:: Work task ::
All lines holding the word "this" should be located in the records and copied.

:: Excerpted records ::
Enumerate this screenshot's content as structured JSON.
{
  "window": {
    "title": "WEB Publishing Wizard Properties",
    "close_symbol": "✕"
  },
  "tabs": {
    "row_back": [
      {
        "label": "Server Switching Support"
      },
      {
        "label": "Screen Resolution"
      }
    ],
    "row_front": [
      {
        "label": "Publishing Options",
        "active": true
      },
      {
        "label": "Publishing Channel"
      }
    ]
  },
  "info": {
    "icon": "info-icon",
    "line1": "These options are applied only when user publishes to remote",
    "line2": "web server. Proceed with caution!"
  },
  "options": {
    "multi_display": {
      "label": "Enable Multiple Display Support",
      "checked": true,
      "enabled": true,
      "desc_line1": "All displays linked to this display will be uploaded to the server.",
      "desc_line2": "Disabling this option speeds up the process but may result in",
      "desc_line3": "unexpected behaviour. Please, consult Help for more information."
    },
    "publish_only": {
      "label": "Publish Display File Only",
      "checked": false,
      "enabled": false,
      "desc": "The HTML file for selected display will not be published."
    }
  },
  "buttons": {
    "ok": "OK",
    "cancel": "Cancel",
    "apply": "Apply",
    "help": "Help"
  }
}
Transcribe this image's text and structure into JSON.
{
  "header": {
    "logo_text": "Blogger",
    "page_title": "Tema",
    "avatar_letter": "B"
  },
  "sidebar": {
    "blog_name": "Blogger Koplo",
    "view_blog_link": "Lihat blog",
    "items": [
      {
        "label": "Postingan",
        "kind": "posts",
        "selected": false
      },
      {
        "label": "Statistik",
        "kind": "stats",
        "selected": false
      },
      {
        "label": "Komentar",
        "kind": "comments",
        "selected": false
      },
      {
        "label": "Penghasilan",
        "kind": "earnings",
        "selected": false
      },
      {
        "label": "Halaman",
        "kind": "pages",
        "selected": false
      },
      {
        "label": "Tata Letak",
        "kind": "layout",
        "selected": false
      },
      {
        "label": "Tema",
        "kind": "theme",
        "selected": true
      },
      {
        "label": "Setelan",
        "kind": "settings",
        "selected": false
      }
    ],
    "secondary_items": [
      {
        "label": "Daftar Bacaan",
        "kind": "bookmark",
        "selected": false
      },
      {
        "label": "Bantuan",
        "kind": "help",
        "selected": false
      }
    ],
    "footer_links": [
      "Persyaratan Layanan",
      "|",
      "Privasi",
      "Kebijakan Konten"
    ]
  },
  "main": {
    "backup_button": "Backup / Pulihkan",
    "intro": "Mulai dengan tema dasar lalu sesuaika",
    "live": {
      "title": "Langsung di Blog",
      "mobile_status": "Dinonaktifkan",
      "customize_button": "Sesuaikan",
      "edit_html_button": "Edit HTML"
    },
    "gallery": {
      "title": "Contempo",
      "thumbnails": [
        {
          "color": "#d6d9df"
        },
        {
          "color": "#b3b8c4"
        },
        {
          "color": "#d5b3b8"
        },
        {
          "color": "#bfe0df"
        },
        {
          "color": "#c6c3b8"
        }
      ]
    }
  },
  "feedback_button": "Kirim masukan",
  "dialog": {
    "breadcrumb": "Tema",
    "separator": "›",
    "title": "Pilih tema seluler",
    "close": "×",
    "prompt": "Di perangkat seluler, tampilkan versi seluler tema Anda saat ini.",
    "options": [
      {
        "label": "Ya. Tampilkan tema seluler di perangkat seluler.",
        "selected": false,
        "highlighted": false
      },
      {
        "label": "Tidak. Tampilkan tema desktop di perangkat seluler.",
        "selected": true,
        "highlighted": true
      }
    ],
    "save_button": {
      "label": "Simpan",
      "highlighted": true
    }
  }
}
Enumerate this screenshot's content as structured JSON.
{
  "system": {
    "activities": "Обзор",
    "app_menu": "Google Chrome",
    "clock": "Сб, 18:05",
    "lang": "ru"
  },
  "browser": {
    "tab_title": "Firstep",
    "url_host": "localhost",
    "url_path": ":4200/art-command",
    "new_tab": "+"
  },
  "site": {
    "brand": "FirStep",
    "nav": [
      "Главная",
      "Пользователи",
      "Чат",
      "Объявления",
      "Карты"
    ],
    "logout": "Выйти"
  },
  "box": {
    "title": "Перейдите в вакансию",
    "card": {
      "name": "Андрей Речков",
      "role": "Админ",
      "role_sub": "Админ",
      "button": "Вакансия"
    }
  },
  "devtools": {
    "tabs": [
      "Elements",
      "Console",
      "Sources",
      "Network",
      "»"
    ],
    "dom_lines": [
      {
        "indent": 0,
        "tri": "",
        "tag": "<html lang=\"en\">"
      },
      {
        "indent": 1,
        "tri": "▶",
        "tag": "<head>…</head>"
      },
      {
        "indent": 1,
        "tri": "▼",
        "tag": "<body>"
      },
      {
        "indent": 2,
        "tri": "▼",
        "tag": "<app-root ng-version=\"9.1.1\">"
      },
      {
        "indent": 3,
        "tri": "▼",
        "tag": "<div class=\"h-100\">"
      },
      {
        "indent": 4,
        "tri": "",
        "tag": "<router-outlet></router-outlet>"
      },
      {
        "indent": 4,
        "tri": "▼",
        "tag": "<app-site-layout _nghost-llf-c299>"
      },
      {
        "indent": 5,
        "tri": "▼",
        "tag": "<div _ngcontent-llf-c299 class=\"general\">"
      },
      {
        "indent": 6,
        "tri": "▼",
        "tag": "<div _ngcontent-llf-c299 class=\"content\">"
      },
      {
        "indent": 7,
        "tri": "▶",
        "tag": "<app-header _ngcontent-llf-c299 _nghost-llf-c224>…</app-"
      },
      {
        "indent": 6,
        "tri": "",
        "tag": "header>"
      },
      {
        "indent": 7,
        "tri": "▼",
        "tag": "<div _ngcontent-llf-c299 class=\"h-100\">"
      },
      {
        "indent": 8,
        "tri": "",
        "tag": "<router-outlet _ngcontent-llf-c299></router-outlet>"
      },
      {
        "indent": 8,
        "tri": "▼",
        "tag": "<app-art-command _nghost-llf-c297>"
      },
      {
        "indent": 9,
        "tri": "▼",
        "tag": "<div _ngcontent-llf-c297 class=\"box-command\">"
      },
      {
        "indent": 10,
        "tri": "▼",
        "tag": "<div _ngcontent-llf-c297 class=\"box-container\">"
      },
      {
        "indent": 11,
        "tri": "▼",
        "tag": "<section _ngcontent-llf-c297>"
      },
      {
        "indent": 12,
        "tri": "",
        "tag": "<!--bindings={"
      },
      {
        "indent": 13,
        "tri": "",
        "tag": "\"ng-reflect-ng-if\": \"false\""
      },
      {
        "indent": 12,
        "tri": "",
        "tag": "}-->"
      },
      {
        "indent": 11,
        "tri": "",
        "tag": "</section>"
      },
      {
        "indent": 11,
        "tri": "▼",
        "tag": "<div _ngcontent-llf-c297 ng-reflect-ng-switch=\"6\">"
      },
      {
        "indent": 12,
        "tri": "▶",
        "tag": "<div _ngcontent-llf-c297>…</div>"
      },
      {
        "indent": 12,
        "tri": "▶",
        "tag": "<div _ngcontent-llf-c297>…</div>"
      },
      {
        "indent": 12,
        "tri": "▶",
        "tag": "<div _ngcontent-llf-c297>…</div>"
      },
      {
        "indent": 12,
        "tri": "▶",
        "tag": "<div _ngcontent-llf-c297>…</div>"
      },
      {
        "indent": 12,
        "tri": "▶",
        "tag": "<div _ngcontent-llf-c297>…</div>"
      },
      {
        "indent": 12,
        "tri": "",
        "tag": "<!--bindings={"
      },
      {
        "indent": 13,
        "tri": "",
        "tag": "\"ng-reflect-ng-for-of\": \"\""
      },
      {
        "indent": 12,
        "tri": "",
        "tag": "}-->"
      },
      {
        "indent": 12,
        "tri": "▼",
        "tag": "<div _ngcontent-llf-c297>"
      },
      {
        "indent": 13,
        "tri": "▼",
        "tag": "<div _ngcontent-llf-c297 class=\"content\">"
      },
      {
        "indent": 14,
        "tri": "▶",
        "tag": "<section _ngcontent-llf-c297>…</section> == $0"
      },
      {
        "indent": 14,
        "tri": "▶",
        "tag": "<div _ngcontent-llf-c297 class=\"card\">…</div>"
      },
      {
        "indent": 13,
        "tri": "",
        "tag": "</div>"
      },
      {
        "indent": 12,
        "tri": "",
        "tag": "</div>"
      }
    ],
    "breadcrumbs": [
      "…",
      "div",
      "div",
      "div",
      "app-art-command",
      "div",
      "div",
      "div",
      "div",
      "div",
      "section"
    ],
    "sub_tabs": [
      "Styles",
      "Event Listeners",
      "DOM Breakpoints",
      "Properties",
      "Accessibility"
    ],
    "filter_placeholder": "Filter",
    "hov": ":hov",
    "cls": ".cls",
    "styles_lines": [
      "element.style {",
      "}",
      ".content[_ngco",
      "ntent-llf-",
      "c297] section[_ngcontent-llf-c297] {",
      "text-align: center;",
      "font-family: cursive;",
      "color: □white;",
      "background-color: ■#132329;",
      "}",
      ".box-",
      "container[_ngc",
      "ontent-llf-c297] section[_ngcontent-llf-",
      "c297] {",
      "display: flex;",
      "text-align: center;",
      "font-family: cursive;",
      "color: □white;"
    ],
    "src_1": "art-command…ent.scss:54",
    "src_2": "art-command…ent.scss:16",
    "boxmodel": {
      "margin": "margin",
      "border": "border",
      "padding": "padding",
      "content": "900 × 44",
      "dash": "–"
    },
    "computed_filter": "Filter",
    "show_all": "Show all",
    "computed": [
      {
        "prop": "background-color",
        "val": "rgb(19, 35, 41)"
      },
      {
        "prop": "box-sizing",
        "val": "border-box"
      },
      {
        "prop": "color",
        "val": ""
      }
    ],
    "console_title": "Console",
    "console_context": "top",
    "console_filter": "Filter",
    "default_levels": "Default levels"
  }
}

:: Reply to the task ::
Enumerate this screenshot's content as structured JSON.
      "desc_line1": "All displays linked to this display will be uploaded to the server.",
      "desc_line2": "Disabling this option speeds up the process but may result in",
Transcribe this image's text and structure into JSON.
Enumerate this screenshot's content as structured JSON.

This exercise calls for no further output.